Many have criticised the fake solutions being peddled at COP26. As Paula Gioia, farmer and member of the ECVC Coordinating Committee, said in a speech during the COP 26 Coalition rally gathering hundreds of thousands of people that took place last Saturday in Glasgow, the overwhelming narrative of the negotiations has been “market-based solutions, risky techno-fixes and “net zero” proposals by corporate-controlled governments, transnationals, philanthropists, mainstream media and most NGOs. All feeding their climate inaction.” Dee Woods from the Landworkers’ Alliance, ECVC’s UK-based member organisation, added during an action organized by LVC delegates within the Blue Zone on 8 November:

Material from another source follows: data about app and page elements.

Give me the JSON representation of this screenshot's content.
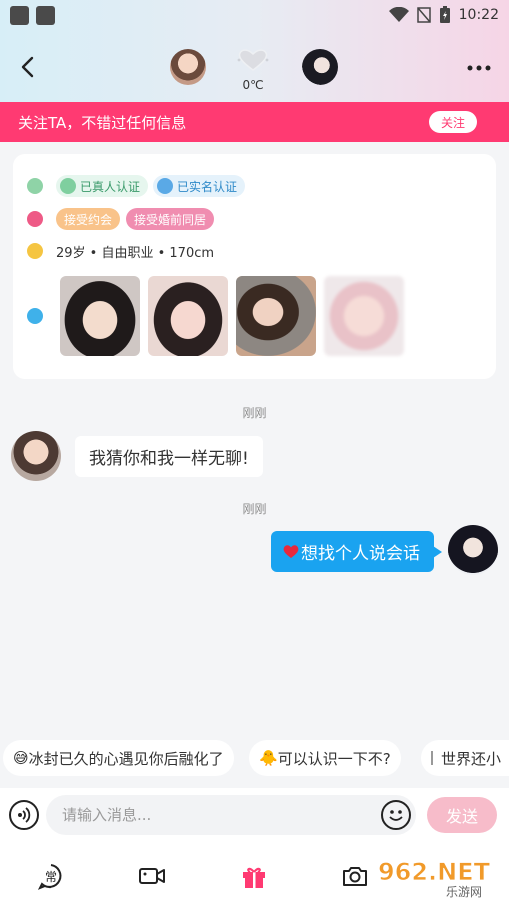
{
  "status_bar": {
    "time": "10:22"
  },
  "header": {
    "back_icon": "back-arrow-icon",
    "temperature": "0℃",
    "more_icon": "more-dots-icon"
  },
  "banner": {
    "text": "关注TA，不错过任何信息",
    "follow_label": "关注"
  },
  "profile_card": {
    "verify_tags": [
      "已真人认证",
      "已实名认证"
    ],
    "preference_tags": [
      "接受约会",
      "接受婚前同居"
    ],
    "info": "29岁 • 自由职业 • 170cm",
    "photos_count": 4,
    "colors": {
      "verify_green": "#3a9a6a",
      "verify_blue": "#2f8ac9",
      "tag_orange": "#f9c38a",
      "tag_pink": "#f08db0"
    }
  },
  "chat": {
    "messages": [
      {
        "time": "刚刚",
        "side": "left",
        "text": "我猜你和我一样无聊!"
      },
      {
        "time": "刚刚",
        "side": "right",
        "text": "想找个人说会话",
        "prefix_icon": "red-heart-icon"
      }
    ]
  },
  "quick_replies": [
    {
      "emoji": "😅",
      "text": "冰封已久的心遇见你后融化了"
    },
    {
      "emoji": "🐥",
      "text": "可以认识一下不?"
    },
    {
      "emoji": "",
      "text": "世界还小"
    }
  ],
  "input_bar": {
    "placeholder": "请输入消息...",
    "send_label": "发送"
  },
  "toolbar": {
    "items": [
      "常用语-icon",
      "video-call-icon",
      "gift-icon",
      "camera-icon"
    ],
    "common_label": "常"
  },
  "watermark": {
    "text": "962.NET",
    "subtext": "乐游网"
  },
  "colors": {
    "accent_pink": "#ff3a72",
    "bubble_blue": "#1aa3f0",
    "send_disabled": "#f7bcca"
  }
}
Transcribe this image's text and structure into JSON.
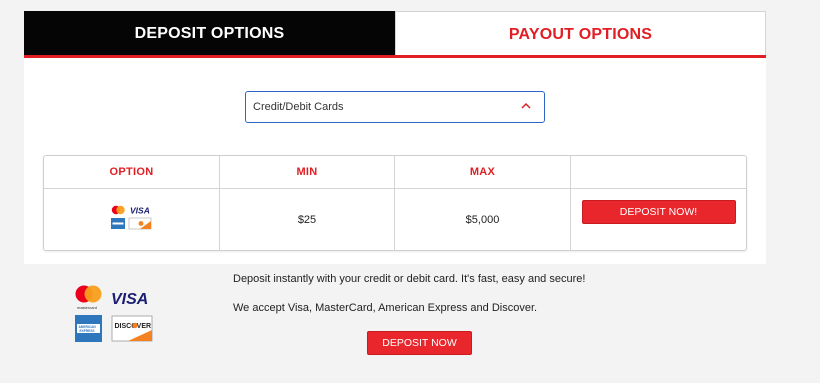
{
  "tabs": {
    "deposit_label": "DEPOSIT OPTIONS",
    "payout_label": "PAYOUT OPTIONS"
  },
  "method_select": {
    "value": "Credit/Debit Cards"
  },
  "table": {
    "headers": [
      "OPTION",
      "MIN",
      "MAX",
      ""
    ],
    "rows": [
      {
        "min": "$25",
        "max": "$5,000",
        "action_label": "DEPOSIT NOW!"
      }
    ]
  },
  "cards": {
    "visa_text": "VISA",
    "mastercard_text": "mastercard",
    "amex_text": "AMERICAN EXPRESS",
    "discover_text": "DISCOVER"
  },
  "info": {
    "line1": "Deposit instantly with your credit or debit card. It's fast, easy and secure!",
    "line2": "We accept Visa, MasterCard, American Express and Discover.",
    "button_label": "DEPOSIT NOW"
  },
  "colors": {
    "accent_red": "#e01e24",
    "active_tab_bg": "#050505",
    "select_border": "#2f64c8"
  }
}
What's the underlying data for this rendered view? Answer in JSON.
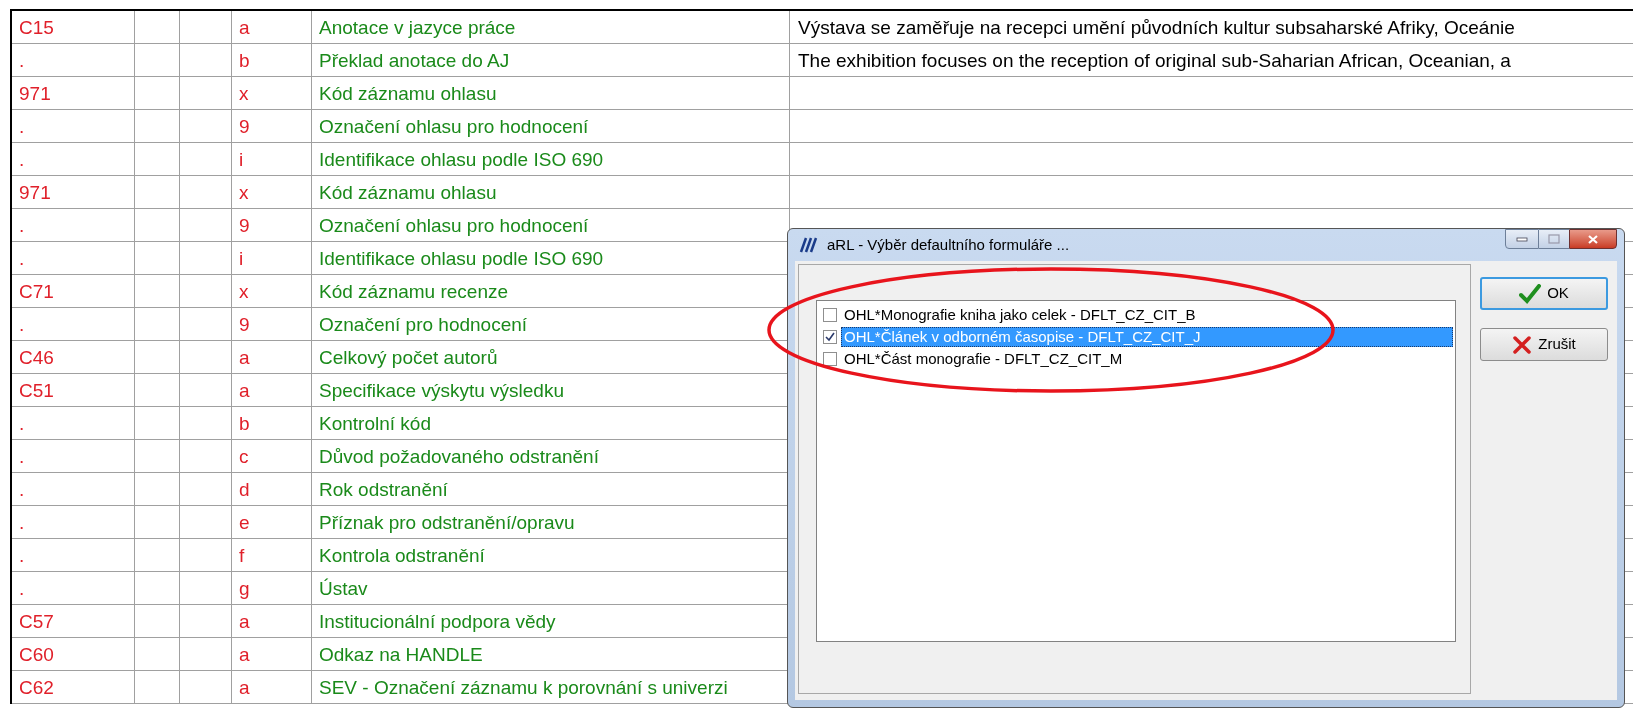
{
  "table": {
    "rows": [
      {
        "tag": "C15",
        "code": "a",
        "label": "Anotace v jazyce práce",
        "value": "Výstava se zaměřuje na recepci umění původních kultur subsaharské Afriky, Oceánie"
      },
      {
        "tag": ".",
        "code": "b",
        "label": "Překlad anotace do AJ",
        "value": "The exhibition focuses on the reception of original sub-Saharian African, Oceanian, a"
      },
      {
        "tag": "971",
        "code": "x",
        "label": "Kód záznamu ohlasu"
      },
      {
        "tag": ".",
        "code": "9",
        "label": "Označení ohlasu pro hodnocení"
      },
      {
        "tag": ".",
        "code": "i",
        "label": "Identifikace ohlasu podle ISO 690"
      },
      {
        "tag": "971",
        "code": "x",
        "label": "Kód záznamu ohlasu"
      },
      {
        "tag": ".",
        "code": "9",
        "label": "Označení ohlasu pro hodnocení"
      },
      {
        "tag": ".",
        "code": "i",
        "label": "Identifikace ohlasu podle ISO 690"
      },
      {
        "tag": "C71",
        "code": "x",
        "label": "Kód záznamu recenze"
      },
      {
        "tag": ".",
        "code": "9",
        "label": "Označení pro hodnocení"
      },
      {
        "tag": "C46",
        "code": "a",
        "label": "Celkový počet autorů"
      },
      {
        "tag": "C51",
        "code": "a",
        "label": "Specifikace výskytu výsledku"
      },
      {
        "tag": ".",
        "code": "b",
        "label": "Kontrolní kód"
      },
      {
        "tag": ".",
        "code": "c",
        "label": "Důvod požadovaného odstranění"
      },
      {
        "tag": ".",
        "code": "d",
        "label": "Rok odstranění"
      },
      {
        "tag": ".",
        "code": "e",
        "label": "Příznak pro odstranění/opravu"
      },
      {
        "tag": ".",
        "code": "f",
        "label": "Kontrola odstranění"
      },
      {
        "tag": ".",
        "code": "g",
        "label": "Ústav"
      },
      {
        "tag": "C57",
        "code": "a",
        "label": "Institucionální podpora vědy"
      },
      {
        "tag": "C60",
        "code": "a",
        "label": "Odkaz na HANDLE"
      },
      {
        "tag": "C62",
        "code": "a",
        "label": "SEV - Označení záznamu k porovnání s univerzi"
      }
    ]
  },
  "dialog": {
    "title": "aRL - Výběr defaultního formuláře ...",
    "items": [
      {
        "label": "OHL*Monografie kniha jako celek - DFLT_CZ_CIT_B",
        "checked": false,
        "selected": false
      },
      {
        "label": "OHL*Článek v odborném časopise - DFLT_CZ_CIT_J",
        "checked": true,
        "selected": true
      },
      {
        "label": "OHL*Část monografie - DFLT_CZ_CIT_M",
        "checked": false,
        "selected": false
      }
    ],
    "buttons": [
      {
        "kind": "ok",
        "label": "OK"
      },
      {
        "kind": "cancel",
        "label": "Zrušit"
      }
    ]
  }
}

“Several of the profit-oriented actors, who put together the UNFSS earlier this year are now pushing for initiatives like the Agriculture Innovation Mission for Climate (AIM4C) in Glasgow, which exclude those most impacted by the climate crisis, drive false solutions and undermine human rights.”
For ECVC, if compensatory measures that work against nature really had the potential to stop climate change, we would have already seen progress from the measures taken in the past. Furthermore, searching for solutions in digitalisation and new technologies is a smokescreen for industrial agriculture and large corporations in general to continue taking advantage of the planet’s resources for their own profit, whilst undermining small- and medium-scale farmers. These small-scale farmers are the ones already putting 70% of the food on our plates, whilst using only 30% of the global arable land. They have the know-how to work towards sustainability but not the resources to overcome the challenges put in place by those who wish to maintain the status quo for their own benefit.

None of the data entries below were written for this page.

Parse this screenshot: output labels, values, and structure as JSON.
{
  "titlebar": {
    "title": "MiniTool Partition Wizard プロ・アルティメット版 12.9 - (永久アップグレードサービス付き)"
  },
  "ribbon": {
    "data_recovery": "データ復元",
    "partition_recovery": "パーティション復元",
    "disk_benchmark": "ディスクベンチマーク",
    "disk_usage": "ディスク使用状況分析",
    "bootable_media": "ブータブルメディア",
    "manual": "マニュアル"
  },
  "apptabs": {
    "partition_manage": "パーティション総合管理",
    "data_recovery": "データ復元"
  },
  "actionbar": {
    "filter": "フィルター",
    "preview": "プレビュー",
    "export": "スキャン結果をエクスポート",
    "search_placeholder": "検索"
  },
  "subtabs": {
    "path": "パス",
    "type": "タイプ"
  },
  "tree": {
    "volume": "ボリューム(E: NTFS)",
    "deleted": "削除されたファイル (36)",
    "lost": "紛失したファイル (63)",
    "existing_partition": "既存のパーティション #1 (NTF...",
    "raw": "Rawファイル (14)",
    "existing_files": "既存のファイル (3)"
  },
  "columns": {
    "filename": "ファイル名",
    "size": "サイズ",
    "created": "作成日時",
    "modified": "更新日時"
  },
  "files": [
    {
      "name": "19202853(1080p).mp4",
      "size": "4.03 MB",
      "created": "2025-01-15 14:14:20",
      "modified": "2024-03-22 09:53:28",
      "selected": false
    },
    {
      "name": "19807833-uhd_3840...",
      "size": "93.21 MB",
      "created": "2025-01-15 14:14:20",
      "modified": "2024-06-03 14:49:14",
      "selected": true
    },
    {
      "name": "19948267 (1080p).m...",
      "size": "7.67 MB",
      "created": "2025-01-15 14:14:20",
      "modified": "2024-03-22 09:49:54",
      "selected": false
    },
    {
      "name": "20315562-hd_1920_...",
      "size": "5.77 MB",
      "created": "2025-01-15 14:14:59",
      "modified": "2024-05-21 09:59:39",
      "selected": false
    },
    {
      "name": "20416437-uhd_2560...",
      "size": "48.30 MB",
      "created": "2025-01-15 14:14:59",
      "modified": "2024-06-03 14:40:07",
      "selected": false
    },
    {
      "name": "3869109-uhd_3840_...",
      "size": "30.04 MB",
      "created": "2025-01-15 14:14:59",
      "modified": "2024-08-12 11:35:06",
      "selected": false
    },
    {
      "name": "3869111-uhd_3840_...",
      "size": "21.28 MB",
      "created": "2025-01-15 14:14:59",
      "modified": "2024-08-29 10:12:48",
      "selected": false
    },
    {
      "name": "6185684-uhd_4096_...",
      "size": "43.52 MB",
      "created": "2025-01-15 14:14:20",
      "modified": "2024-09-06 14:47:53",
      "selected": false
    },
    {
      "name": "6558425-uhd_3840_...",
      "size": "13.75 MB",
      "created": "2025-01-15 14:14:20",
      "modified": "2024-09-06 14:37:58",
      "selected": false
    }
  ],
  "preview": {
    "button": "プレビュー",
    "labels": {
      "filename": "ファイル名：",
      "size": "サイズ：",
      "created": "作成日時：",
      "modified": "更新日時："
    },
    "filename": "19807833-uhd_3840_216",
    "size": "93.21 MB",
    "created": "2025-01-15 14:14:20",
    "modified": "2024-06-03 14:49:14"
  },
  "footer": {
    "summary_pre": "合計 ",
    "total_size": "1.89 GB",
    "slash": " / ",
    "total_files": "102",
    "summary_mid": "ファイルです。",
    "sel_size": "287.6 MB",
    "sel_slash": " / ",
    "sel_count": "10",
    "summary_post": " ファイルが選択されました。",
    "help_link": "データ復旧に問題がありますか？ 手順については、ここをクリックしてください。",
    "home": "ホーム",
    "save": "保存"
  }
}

For more information and positions from the ECVC and LVC members on the ground in Glasgow as well as more detailed political demands you can see here:
Andoni Garcia Arriola – ECVC Coordinating Committee: +34 636 45 15 69 – ES, EUS
Paula Gioia – ECVC Coordination Committee: +49 152 05 76 45 91– DE, ES, PT, EN
Dee Woods – Member of Landworkers’ Alliance and ECVC – +44 7703 3574 43 – EN